“I think we’re right on the tipping point now,” Turetsky said. “I think it’s happening in the western provinces already. I think it’s happening in Alaska.”

This summer has been an unprecedented fire season across the circumpolar North. There have been more than 100 major fires burning north of the Arctic Circle and in boreal forests in places such as Siberia.

“That soil structure is all the same,” Walker said. “Presumably, they all have legacy carbon.”

The amount of old carbon released is still small, especially relative to that released by fossil fuels. But it complicates the task of bringing overall carbon emissions under control. It could also complicate how forest managers approach fires.

Wildfires in remote areas are often simply left to burn. Turetsky said firefighters may have to rethink that to protect stands that store a lot of carbon.

“The Canadian Forest Service is starting to think about old carbon as a valuable resource.”

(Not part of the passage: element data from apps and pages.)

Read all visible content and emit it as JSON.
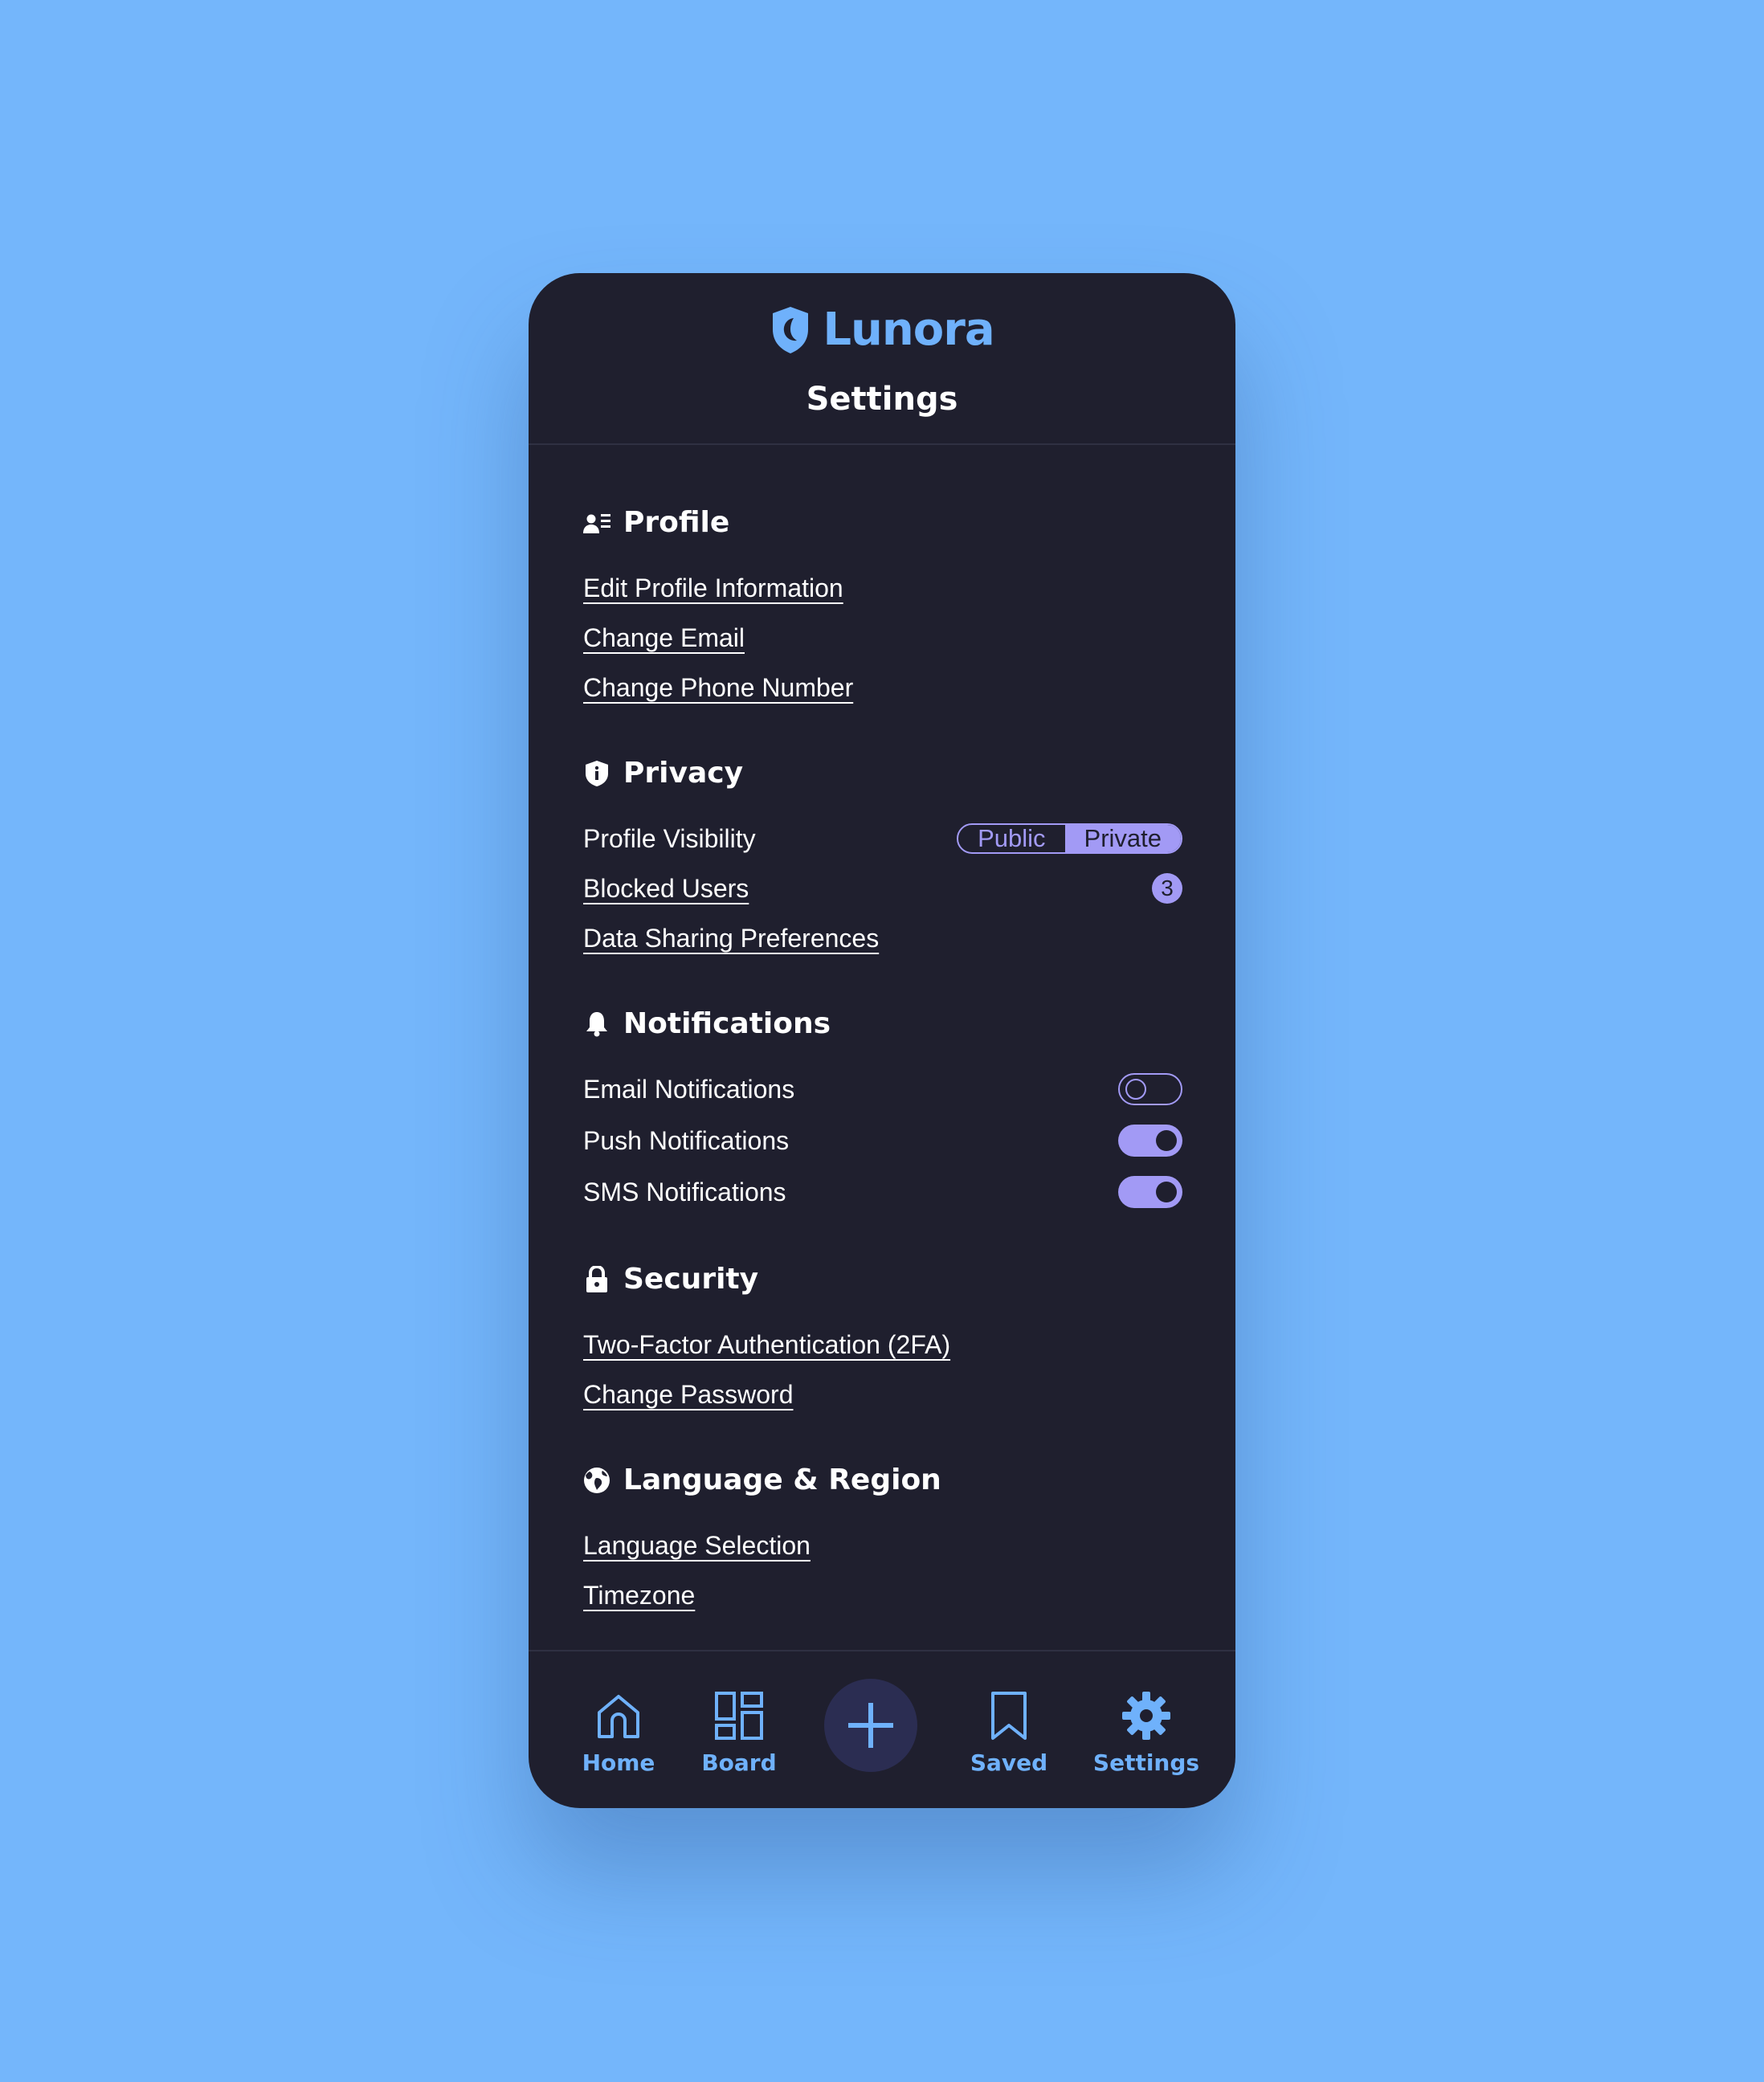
{
  "app": {
    "name": "Lunora",
    "page_title": "Settings"
  },
  "colors": {
    "background": "#74b6fb",
    "panel": "#1f1f2e",
    "brand": "#6fb1fb",
    "accent": "#a29af5"
  },
  "sections": {
    "profile": {
      "title": "Profile",
      "icon": "user-list-icon",
      "items": [
        "Edit Profile Information",
        "Change Email",
        "Change Phone Number"
      ]
    },
    "privacy": {
      "title": "Privacy",
      "icon": "shield-info-icon",
      "visibility": {
        "label": "Profile Visibility",
        "options": [
          "Public",
          "Private"
        ],
        "selected": "Private"
      },
      "blocked": {
        "label": "Blocked Users",
        "count": "3"
      },
      "data_sharing": "Data Sharing Preferences"
    },
    "notifications": {
      "title": "Notifications",
      "icon": "bell-icon",
      "items": [
        {
          "label": "Email Notifications",
          "enabled": false
        },
        {
          "label": "Push Notifications",
          "enabled": true
        },
        {
          "label": "SMS Notifications",
          "enabled": true
        }
      ]
    },
    "security": {
      "title": "Security",
      "icon": "lock-icon",
      "items": [
        "Two-Factor Authentication (2FA)",
        "Change Password"
      ]
    },
    "language": {
      "title": "Language & Region",
      "icon": "globe-icon",
      "items": [
        "Language Selection",
        "Timezone"
      ]
    }
  },
  "tabbar": {
    "items": [
      {
        "label": "Home",
        "icon": "home-icon"
      },
      {
        "label": "Board",
        "icon": "grid-icon"
      },
      {
        "label": "",
        "icon": "plus-icon"
      },
      {
        "label": "Saved",
        "icon": "bookmark-icon"
      },
      {
        "label": "Settings",
        "icon": "gear-icon"
      }
    ]
  }
}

The role of Canada’s huge forested areas is beginning to change, she said.

“Our forests are no longer carbon sinks.”

ALSO READ: Brazil’s president claims NGOs could be setting Amazon fires

Bob Weber, The Canadian Press


Like us on Facebook and follow us on Twitter.

Get local stories you won't find anywhere else right to your inbox.
Sign up here

Just Posted

Literacy Week coming to Trail: Make reading time, family time

Family Literacy Week in B.C. runs Jan. 26 to Feb. 2

The Voice of Raisin: A whiff down memory lane

The Trail Times is introducing a new column. Benjamin Howard recently moved… Continue reading

Rossland council okays temp shelter for local man

Garry Camozzi can stay in the trailer until October 2020

West Kootenay snowpack nearing record levels

High snowpack can mean a greater risk of flooding in spring, say forecasters

New York county gave Salmo River canyon its name

Place Names: Shenango Canyon, Sheep Creek City, Beaverville

‘Presumptive case’ of coronavirus in Canada confirmed by Ontario doctors

Man in his 50s felt ill on his return to Canada from Wuhan, China

People knowingly take fentanyl so make policy changes to reduce harm: B.C. study

Dr. Jane Buxton, an epidemiologist at the centre, says drug users need more resources,

‘My heart is going to bleed’: Bodies brought back to Canada following Iran plane crash

Remains of Sahar Haghjoo, 37, and her eight-year-old daughter, Elsa Jadidi, were identified last weekend

UBC grad and sister killed in Iran plane crash had bright futures ahead, close friend says

Asadi-Lari siblings Mohammad Hussein and Zeynab were two of 57 Canadians aboard downed Flight PS752

BCLC opens novelty bet on Harry and Meghan moving to the west coast

Meanwhile, real estate agency points to four possible homes for the family

Canada slips in global corruption ranking in aftermath of SNC-Lavalin scandal

The country obtained a score of 77, which places it at the top in the Americas

Wuhan bans cars, Hong Kong closes schools as coronavirus spreads

Hong Kong leader Carrie Lam said her government will raise its response level to emergency, highest one

B.C.’s oldest practising lawyer celebrates 100th birthday, shares advice

Firefighters bring Constance Isherwood a cake with 100 birthday candles

Most Read